The Closing Statement began by stating that the key issue is whether the XM-Sirius merger would enable the merged entity to profitably increase prices to consumers.  It then identified several reasons why that was unlikely to occur.

First, it found that XM and Sirius did not compete with each other for either existing customers or for new subscribers through the new car channel.  Existing customers are locked in to either XM or Sirius when they make their initial selection, the two systems are not interoperable, and the switching costs too great.  Virtually all new car manufacturers had negotiated long term (lasting through 2012) sole source contracts with either XM or Sirius.

Second, as to new customers who sign up for service through the mass market retail channel, the DOJ found that other sources of audio entertainment were a sufficient substitute for satellite radio if the merged entity raised prices.  These alternatives include traditional AM/FM radio, HD radio, and MP3 (iPods) players.  The DOJ expressly stated that "evidence developed in the investigation did not support defining a market limited to two satellite radio firms."

Third, the DOJ cited the likely evolution of technology as an important factor as mitigating any anticompetitive effects of the merger.  It stated new technologies, such as mobile broadband devices, would likely be competitive alternatives in the future and thus restrain any attempt by the merged entity to raise prices or otherwise engage in anticompetitive activities.

Fourth, the DOJ stated the merger would result in efficiencies, such as the consolidation of development, production and distribution efforts on a single line of radios thereby eliminating duplicative costs and achieve economics of scale.  The DOJ concluded that "these efficiencies alone would be sufficient to undermine an inference of competitive harm."

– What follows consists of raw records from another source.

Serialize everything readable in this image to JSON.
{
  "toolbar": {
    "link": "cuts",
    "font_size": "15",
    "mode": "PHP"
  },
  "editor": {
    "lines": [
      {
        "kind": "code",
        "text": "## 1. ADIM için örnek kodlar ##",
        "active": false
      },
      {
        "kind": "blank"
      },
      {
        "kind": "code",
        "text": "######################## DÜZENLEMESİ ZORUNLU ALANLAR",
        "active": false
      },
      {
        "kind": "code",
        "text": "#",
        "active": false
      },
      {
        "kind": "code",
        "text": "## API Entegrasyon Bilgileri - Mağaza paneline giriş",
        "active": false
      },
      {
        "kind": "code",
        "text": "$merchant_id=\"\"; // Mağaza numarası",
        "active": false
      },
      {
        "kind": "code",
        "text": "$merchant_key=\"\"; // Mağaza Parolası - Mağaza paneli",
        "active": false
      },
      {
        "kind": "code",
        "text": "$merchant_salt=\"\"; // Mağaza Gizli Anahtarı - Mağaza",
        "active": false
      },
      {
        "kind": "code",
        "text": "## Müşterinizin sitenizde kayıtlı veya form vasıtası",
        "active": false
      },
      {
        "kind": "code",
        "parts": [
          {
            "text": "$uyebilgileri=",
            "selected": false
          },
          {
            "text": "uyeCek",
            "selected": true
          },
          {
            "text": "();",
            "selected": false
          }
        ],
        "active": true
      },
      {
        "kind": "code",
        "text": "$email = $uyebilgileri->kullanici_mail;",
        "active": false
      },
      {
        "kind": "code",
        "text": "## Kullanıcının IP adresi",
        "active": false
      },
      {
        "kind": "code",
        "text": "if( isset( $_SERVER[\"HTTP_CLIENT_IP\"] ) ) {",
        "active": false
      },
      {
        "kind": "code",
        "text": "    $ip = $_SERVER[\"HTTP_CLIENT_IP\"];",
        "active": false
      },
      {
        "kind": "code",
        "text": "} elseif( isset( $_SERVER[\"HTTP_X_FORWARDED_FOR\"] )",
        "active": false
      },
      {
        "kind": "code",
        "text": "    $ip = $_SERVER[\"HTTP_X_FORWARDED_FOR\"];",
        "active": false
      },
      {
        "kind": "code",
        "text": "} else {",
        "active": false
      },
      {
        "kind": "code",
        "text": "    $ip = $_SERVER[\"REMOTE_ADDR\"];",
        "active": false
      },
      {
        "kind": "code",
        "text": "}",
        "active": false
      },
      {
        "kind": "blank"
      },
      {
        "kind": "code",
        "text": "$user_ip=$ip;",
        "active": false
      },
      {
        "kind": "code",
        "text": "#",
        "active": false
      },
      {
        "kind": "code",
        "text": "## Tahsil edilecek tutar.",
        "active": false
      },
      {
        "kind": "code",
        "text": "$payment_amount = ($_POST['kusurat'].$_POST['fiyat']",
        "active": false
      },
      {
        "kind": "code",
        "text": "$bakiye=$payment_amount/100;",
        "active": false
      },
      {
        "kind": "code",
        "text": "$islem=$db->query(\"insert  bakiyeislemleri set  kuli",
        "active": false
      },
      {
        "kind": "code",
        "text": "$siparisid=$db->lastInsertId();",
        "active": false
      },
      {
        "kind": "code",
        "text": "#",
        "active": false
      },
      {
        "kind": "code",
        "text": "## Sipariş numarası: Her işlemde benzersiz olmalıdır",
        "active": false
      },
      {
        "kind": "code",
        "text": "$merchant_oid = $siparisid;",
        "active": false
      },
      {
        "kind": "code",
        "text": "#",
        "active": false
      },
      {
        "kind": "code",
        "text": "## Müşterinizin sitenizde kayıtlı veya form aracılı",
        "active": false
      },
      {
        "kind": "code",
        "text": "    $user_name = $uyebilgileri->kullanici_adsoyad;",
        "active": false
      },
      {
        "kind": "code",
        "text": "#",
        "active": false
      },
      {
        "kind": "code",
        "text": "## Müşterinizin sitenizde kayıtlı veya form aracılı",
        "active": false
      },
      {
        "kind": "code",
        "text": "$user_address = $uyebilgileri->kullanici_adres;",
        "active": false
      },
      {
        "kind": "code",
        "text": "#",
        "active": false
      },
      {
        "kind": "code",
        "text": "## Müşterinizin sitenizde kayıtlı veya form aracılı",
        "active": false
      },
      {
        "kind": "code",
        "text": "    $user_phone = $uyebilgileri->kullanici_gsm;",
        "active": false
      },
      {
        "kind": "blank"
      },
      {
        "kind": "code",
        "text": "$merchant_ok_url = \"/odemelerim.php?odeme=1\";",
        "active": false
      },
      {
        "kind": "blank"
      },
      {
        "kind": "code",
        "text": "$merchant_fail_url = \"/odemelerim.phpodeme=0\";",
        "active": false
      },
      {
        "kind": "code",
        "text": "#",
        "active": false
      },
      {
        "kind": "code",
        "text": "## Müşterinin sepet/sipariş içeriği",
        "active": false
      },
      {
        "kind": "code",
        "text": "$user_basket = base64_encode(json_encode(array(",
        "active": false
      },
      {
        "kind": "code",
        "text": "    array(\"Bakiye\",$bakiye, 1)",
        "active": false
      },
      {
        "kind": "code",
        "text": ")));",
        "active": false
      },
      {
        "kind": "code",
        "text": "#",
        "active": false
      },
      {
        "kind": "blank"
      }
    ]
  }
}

Despite the DOJ disclaimers, the Closing Statement does provide useful guidance for future mergers.  Perhaps most important, it reflects a policy of analyzing the anti-competitive effects of a merger on a qualitative, not quantitative, basis.  It would have been simple for the DOJ to state, as have some courts and enforcers, that the unique aspects of satellite radio make it a separate market and then nix a merger between the only two companies in that market.  Instead, the DOJ focused on switching costs, long term contracts, and alternative technologies to conclude the merger would not negatively impact either old or new customers.  The Closing Statement also shows the importance of efficiencies in DOJ merger analysis even where, as here, "[i]t was not possible to estimate the magnitude of the efficiencies with precision due to the lack of evidentiary support provided by XM and Sirius."  Finally, the length of the investigation itself, over a year after the Second Request was issued (April 12, 2007) shows that the DOJ carefully evaluated the competing claims before reaching the decision to close the investigation.  All these factors, and perhaps other language in the Closing Statement, provide useful guidance on future transactions.

Authored by:

Carlton A. Varner